▸ EXERCISE INSTRUCTIONS
All records that follow are to be output exactly.

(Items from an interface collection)
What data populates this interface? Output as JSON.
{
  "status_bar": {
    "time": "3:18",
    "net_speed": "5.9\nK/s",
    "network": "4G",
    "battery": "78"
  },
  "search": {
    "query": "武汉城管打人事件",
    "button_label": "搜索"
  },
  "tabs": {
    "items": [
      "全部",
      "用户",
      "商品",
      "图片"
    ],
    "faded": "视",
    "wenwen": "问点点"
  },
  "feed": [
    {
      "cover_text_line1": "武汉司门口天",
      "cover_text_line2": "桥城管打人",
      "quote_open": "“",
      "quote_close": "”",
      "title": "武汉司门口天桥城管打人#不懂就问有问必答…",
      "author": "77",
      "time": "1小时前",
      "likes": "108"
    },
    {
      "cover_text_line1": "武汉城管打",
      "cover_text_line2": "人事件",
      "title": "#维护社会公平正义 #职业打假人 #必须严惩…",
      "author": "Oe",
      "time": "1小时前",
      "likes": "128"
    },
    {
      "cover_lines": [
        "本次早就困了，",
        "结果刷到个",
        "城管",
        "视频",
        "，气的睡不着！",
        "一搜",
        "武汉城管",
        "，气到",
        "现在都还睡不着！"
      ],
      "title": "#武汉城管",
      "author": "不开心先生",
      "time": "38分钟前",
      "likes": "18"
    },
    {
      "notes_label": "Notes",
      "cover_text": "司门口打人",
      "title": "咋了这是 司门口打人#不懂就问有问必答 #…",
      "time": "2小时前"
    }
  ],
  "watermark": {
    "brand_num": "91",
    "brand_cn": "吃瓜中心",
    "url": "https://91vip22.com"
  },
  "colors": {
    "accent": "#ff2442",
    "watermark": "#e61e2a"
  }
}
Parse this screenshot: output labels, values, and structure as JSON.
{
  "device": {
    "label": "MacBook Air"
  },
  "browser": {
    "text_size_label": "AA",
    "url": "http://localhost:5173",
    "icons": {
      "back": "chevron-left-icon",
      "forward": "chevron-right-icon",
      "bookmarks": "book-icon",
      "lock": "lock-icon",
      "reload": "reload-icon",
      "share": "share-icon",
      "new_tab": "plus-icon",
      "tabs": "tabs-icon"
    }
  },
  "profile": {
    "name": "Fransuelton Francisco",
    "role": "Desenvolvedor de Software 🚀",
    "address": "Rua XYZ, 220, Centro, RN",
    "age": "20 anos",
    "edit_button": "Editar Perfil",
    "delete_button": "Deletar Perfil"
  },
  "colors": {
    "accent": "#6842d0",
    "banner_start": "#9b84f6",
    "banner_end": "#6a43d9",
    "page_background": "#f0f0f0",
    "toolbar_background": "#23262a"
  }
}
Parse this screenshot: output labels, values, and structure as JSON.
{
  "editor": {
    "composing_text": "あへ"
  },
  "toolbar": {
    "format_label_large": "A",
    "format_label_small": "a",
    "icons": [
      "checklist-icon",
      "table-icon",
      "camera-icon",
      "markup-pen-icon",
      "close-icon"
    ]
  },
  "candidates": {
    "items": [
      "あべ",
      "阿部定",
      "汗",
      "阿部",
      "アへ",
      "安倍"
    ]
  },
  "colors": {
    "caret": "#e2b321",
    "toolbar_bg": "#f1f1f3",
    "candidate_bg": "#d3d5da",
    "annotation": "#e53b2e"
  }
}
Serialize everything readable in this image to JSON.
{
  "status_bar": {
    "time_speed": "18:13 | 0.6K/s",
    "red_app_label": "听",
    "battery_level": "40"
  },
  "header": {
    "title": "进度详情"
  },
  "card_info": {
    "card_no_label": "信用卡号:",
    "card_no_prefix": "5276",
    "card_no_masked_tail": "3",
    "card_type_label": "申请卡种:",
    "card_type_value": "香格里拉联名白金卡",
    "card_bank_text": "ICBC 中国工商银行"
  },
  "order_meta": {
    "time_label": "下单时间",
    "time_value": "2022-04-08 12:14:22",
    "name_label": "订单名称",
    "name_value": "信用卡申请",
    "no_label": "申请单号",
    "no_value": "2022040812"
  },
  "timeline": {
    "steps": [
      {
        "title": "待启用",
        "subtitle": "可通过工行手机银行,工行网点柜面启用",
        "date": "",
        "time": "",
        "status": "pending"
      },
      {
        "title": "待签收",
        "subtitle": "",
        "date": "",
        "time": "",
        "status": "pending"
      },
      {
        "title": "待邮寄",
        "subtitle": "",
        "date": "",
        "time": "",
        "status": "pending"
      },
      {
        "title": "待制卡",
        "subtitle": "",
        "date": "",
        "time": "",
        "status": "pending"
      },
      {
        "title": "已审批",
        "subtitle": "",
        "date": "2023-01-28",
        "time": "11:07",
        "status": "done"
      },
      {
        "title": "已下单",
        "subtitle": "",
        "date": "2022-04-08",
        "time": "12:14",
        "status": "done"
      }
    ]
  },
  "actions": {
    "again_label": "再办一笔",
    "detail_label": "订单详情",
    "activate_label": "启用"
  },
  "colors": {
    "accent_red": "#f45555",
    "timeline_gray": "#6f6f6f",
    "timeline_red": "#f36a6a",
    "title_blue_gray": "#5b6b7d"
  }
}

▸ SOLUTION TO THE EXERCISE
What data populates this interface? Output as JSON.
{
  "status_bar": {
    "time": "3:18",
    "net_speed": "5.9\nK/s",
    "network": "4G",
    "battery": "78"
  },
  "search": {
    "query": "武汉城管打人事件",
    "button_label": "搜索"
  },
  "tabs": {
    "items": [
      "全部",
      "用户",
      "商品",
      "图片"
    ],
    "faded": "视",
    "wenwen": "问点点"
  },
  "feed": [
    {
      "cover_text_line1": "武汉司门口天",
      "cover_text_line2": "桥城管打人",
      "quote_open": "“",
      "quote_close": "”",
      "title": "武汉司门口天桥城管打人#不懂就问有问必答…",
      "author": "77",
      "time": "1小时前",
      "likes": "108"
    },
    {
      "cover_text_line1": "武汉城管打",
      "cover_text_line2": "人事件",
      "title": "#维护社会公平正义 #职业打假人 #必须严惩…",
      "author": "Oe",
      "time": "1小时前",
      "likes": "128"
    },
    {
      "cover_lines": [
        "本次早就困了，",
        "结果刷到个",
        "城管",
        "视频",
        "，气的睡不着！",
        "一搜",
        "武汉城管",
        "，气到",
        "现在都还睡不着！"
      ],
      "title": "#武汉城管",
      "author": "不开心先生",
      "time": "38分钟前",
      "likes": "18"
    },
    {
      "notes_label": "Notes",
      "cover_text": "司门口打人",
      "title": "咋了这是 司门口打人#不懂就问有问必答 #…",
      "time": "2小时前"
    }
  ],
  "watermark": {
    "brand_num": "91",
    "brand_cn": "吃瓜中心",
    "url": "https://91vip22.com"
  },
  "colors": {
    "accent": "#ff2442",
    "watermark": "#e61e2a"
  }
}
Parse this screenshot: output labels, values, and structure as JSON.
{
  "device": {
    "label": "MacBook Air"
  },
  "browser": {
    "text_size_label": "AA",
    "url": "http://localhost:5173",
    "icons": {
      "back": "chevron-left-icon",
      "forward": "chevron-right-icon",
      "bookmarks": "book-icon",
      "lock": "lock-icon",
      "reload": "reload-icon",
      "share": "share-icon",
      "new_tab": "plus-icon",
      "tabs": "tabs-icon"
    }
  },
  "profile": {
    "name": "Fransuelton Francisco",
    "role": "Desenvolvedor de Software 🚀",
    "address": "Rua XYZ, 220, Centro, RN",
    "age": "20 anos",
    "edit_button": "Editar Perfil",
    "delete_button": "Deletar Perfil"
  },
  "colors": {
    "accent": "#6842d0",
    "banner_start": "#9b84f6",
    "banner_end": "#6a43d9",
    "page_background": "#f0f0f0",
    "toolbar_background": "#23262a"
  }
}
Parse this screenshot: output labels, values, and structure as JSON.
{
  "editor": {
    "composing_text": "あへ"
  },
  "toolbar": {
    "format_label_large": "A",
    "format_label_small": "a",
    "icons": [
      "checklist-icon",
      "table-icon",
      "camera-icon",
      "markup-pen-icon",
      "close-icon"
    ]
  },
  "candidates": {
    "items": [
      "あべ",
      "阿部定",
      "汗",
      "阿部",
      "アへ",
      "安倍"
    ]
  },
  "colors": {
    "caret": "#e2b321",
    "toolbar_bg": "#f1f1f3",
    "candidate_bg": "#d3d5da",
    "annotation": "#e53b2e"
  }
}
Serialize everything readable in this image to JSON.
{
  "status_bar": {
    "time_speed": "18:13 | 0.6K/s",
    "red_app_label": "听",
    "battery_level": "40"
  },
  "header": {
    "title": "进度详情"
  },
  "card_info": {
    "card_no_label": "信用卡号:",
    "card_no_prefix": "5276",
    "card_no_masked_tail": "3",
    "card_type_label": "申请卡种:",
    "card_type_value": "香格里拉联名白金卡",
    "card_bank_text": "ICBC 中国工商银行"
  },
  "order_meta": {
    "time_label": "下单时间",
    "time_value": "2022-04-08 12:14:22",
    "name_label": "订单名称",
    "name_value": "信用卡申请",
    "no_label": "申请单号",
    "no_value": "2022040812"
  },
  "timeline": {
    "steps": [
      {
        "title": "待启用",
        "subtitle": "可通过工行手机银行,工行网点柜面启用",
        "date": "",
        "time": "",
        "status": "pending"
      },
      {
        "title": "待签收",
        "subtitle": "",
        "date": "",
        "time": "",
        "status": "pending"
      },
      {
        "title": "待邮寄",
        "subtitle": "",
        "date": "",
        "time": "",
        "status": "pending"
      },
      {
        "title": "待制卡",
        "subtitle": "",
        "date": "",
        "time": "",
        "status": "pending"
      },
      {
        "title": "已审批",
        "subtitle": "",
        "date": "2023-01-28",
        "time": "11:07",
        "status": "done"
      },
      {
        "title": "已下单",
        "subtitle": "",
        "date": "2022-04-08",
        "time": "12:14",
        "status": "done"
      }
    ]
  },
  "actions": {
    "again_label": "再办一笔",
    "detail_label": "订单详情",
    "activate_label": "启用"
  },
  "colors": {
    "accent_red": "#f45555",
    "timeline_gray": "#6f6f6f",
    "timeline_red": "#f36a6a",
    "title_blue_gray": "#5b6b7d"
  }
}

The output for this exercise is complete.